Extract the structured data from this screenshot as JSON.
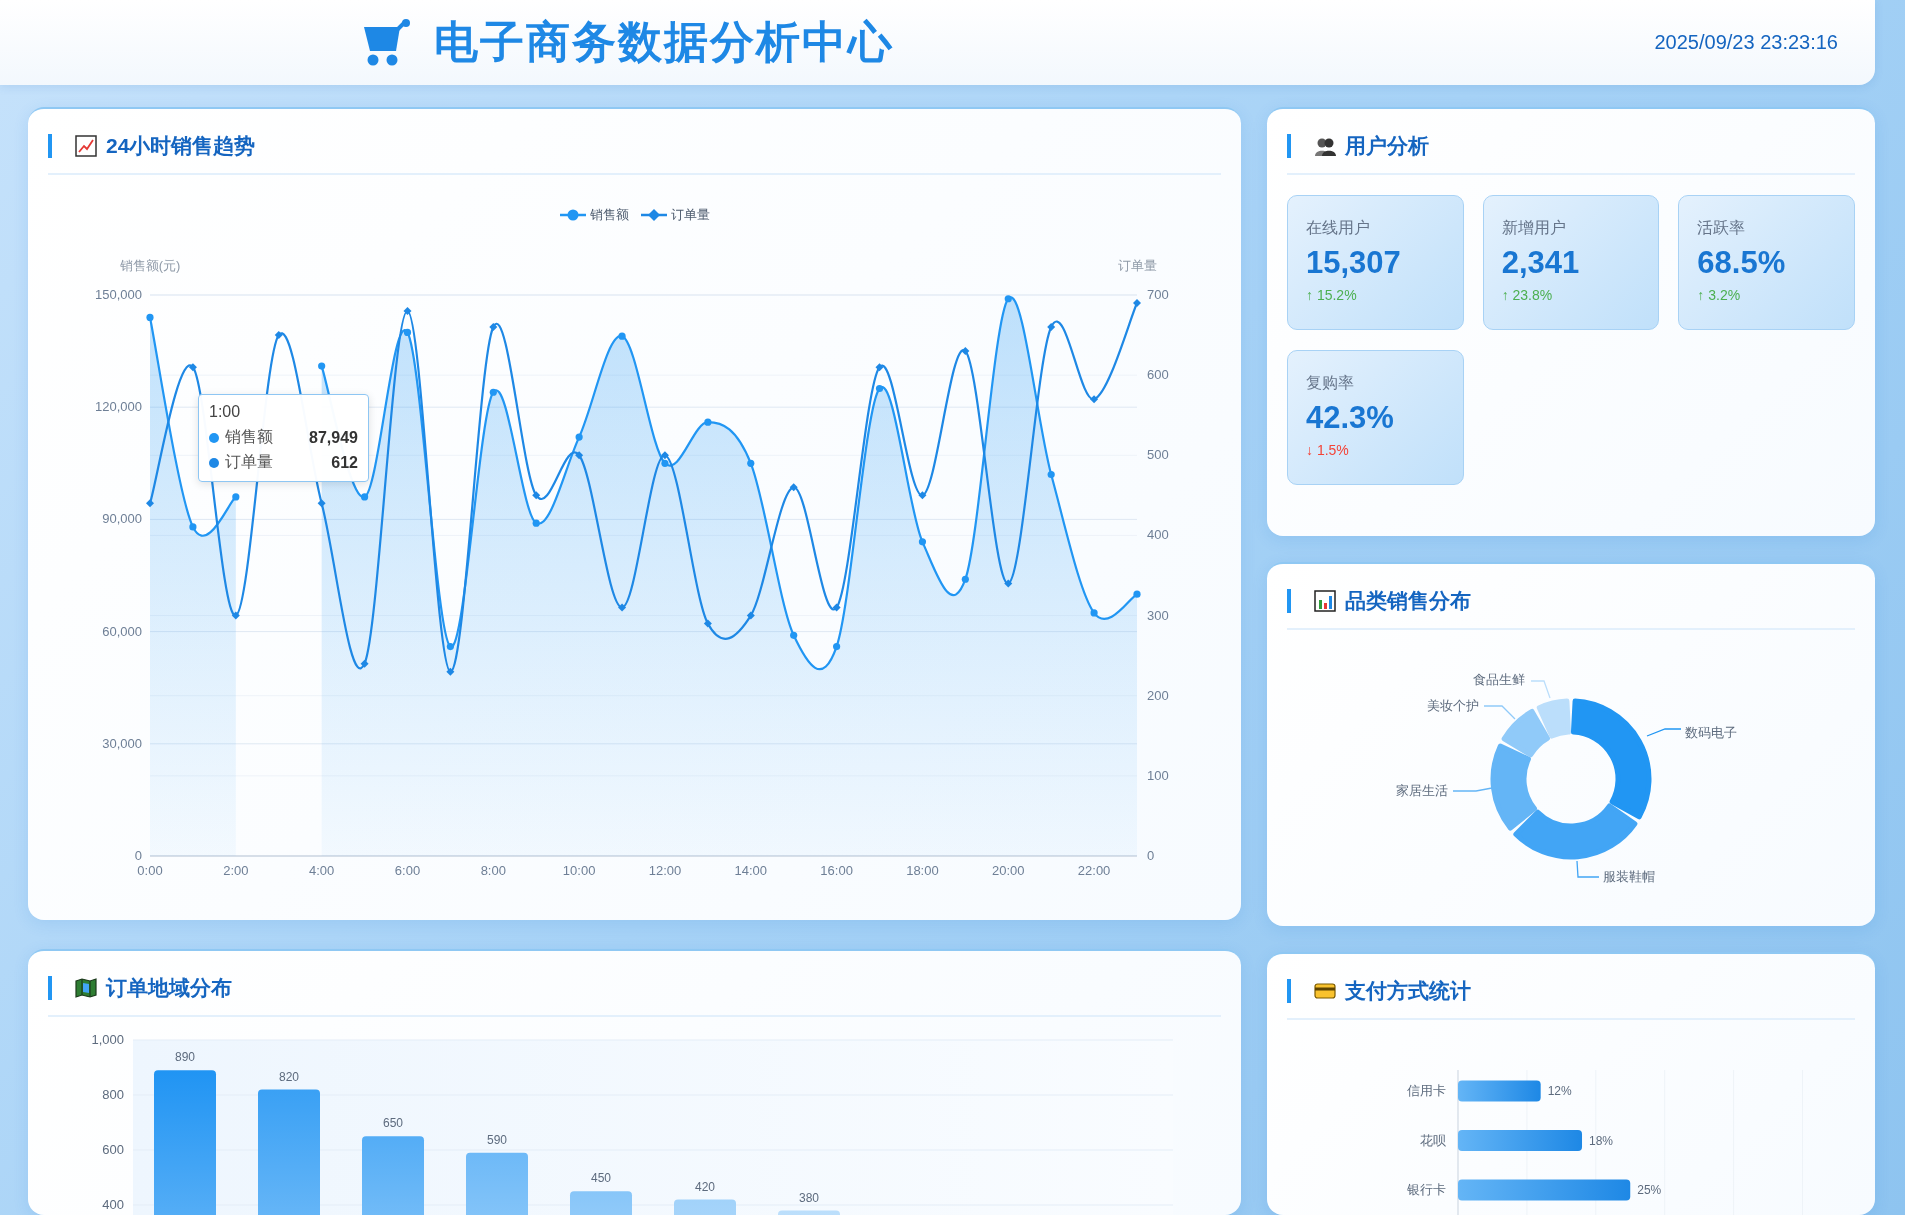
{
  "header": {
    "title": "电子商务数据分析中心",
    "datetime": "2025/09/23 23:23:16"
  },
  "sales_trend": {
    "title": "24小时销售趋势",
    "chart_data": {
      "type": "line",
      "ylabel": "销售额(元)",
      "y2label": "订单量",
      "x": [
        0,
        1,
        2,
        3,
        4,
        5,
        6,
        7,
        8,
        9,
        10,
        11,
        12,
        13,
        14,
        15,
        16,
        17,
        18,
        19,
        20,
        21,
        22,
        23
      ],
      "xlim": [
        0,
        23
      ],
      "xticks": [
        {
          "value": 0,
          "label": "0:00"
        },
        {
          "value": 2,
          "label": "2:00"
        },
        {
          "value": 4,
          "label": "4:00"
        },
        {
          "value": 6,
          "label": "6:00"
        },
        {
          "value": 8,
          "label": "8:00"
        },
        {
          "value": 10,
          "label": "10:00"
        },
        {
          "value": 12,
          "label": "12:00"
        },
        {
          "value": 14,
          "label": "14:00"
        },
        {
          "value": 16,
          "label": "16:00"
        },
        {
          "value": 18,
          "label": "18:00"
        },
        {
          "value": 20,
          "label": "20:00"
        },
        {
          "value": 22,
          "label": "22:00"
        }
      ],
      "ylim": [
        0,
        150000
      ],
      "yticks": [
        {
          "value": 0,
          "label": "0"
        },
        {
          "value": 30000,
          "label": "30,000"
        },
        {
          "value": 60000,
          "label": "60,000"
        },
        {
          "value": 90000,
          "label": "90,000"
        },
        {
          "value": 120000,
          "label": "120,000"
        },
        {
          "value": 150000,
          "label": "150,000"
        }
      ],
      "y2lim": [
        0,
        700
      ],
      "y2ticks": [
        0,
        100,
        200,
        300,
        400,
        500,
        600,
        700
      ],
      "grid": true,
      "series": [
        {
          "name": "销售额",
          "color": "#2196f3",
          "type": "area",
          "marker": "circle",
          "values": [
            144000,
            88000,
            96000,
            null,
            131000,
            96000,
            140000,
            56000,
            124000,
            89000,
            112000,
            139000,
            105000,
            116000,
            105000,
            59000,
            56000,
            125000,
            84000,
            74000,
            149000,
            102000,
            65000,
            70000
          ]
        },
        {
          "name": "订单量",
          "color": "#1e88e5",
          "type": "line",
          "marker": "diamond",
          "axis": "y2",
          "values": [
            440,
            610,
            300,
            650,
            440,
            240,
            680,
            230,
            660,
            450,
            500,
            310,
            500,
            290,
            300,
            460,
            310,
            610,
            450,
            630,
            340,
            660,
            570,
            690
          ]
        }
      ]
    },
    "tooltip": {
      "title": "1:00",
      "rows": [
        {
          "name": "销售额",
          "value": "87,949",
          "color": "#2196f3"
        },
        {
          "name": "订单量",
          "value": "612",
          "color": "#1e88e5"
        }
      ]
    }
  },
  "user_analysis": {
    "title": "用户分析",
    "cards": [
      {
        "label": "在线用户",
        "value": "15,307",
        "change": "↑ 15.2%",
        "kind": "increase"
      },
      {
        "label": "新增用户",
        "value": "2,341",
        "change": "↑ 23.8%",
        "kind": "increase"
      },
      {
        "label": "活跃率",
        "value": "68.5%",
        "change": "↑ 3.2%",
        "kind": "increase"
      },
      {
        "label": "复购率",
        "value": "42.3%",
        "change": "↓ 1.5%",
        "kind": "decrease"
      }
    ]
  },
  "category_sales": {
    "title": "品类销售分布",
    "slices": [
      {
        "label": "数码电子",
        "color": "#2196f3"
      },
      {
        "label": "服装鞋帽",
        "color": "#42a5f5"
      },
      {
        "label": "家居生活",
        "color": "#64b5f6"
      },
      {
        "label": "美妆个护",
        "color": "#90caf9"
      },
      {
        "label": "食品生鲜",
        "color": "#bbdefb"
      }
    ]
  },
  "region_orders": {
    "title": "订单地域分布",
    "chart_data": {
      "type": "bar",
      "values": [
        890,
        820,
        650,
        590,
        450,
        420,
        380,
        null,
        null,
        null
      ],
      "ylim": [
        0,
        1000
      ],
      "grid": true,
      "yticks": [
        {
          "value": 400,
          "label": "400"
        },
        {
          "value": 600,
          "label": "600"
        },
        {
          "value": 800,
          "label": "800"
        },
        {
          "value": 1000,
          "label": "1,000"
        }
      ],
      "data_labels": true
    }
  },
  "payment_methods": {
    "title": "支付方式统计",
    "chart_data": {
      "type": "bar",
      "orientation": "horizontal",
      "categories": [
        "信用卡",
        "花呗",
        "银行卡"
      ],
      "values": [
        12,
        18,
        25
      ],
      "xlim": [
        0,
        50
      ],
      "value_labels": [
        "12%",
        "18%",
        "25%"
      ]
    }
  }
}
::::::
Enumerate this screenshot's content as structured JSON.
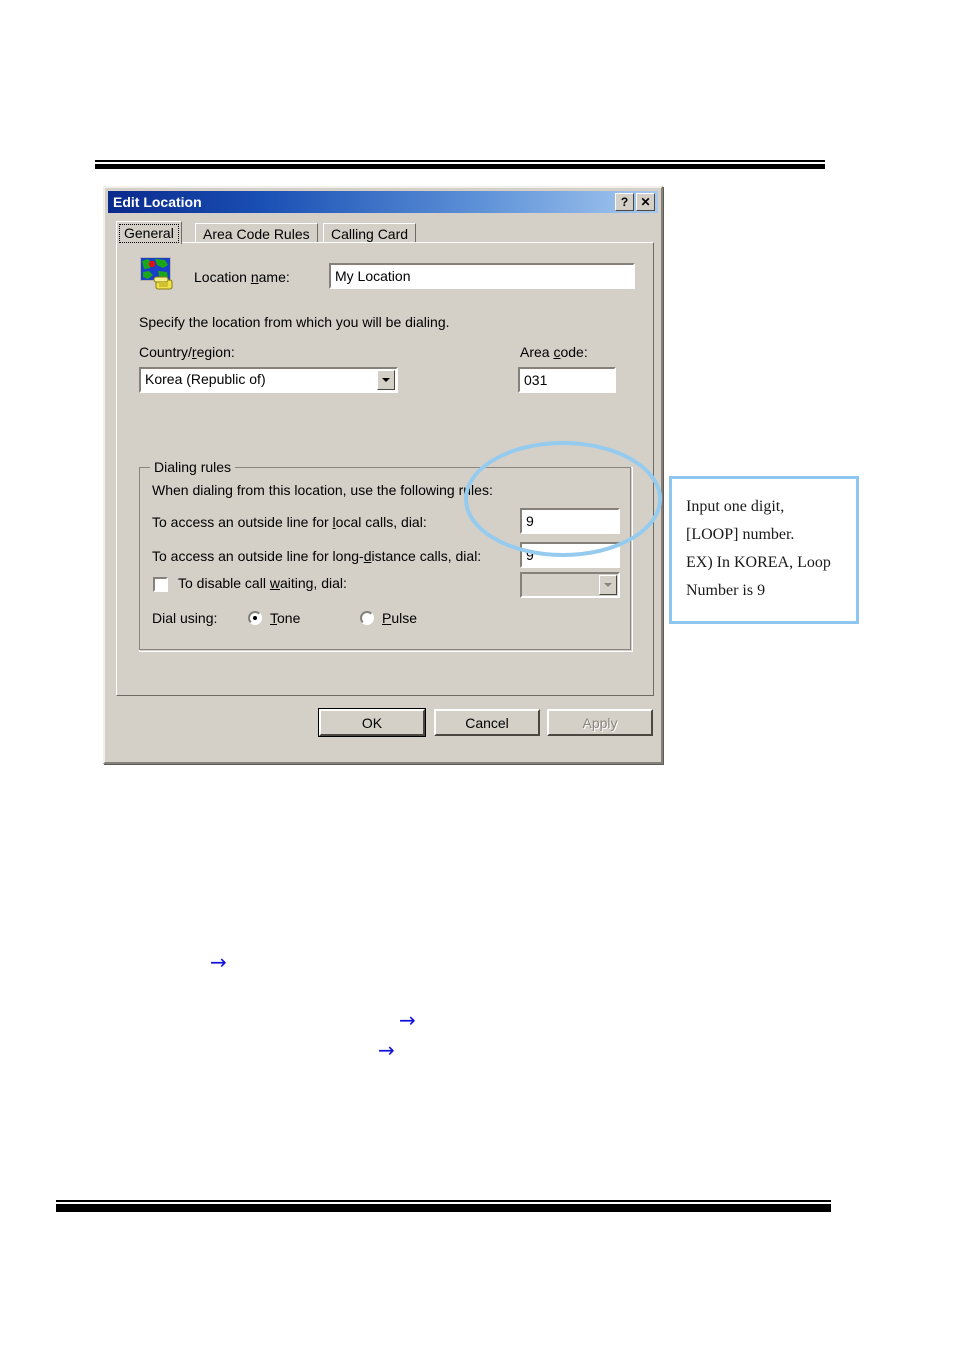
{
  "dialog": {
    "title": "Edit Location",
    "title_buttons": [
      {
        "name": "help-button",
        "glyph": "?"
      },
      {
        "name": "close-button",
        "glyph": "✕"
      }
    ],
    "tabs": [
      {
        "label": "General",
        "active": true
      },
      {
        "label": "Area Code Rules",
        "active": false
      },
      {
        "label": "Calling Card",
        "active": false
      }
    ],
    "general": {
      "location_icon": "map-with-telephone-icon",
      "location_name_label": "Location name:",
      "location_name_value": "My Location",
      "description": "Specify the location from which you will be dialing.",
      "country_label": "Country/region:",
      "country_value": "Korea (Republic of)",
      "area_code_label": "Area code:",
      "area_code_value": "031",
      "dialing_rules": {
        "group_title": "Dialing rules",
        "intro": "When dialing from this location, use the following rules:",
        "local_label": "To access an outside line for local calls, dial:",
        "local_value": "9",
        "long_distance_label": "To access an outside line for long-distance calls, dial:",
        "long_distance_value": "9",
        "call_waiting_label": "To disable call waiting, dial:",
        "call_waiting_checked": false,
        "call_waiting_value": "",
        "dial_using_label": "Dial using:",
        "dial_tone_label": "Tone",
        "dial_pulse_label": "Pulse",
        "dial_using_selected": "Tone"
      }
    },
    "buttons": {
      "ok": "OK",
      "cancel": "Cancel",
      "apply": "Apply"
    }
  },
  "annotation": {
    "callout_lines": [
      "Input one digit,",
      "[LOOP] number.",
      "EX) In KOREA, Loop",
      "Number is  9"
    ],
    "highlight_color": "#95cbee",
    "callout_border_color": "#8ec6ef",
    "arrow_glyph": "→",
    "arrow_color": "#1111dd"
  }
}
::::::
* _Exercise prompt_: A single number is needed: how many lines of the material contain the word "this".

* _The answer_: 3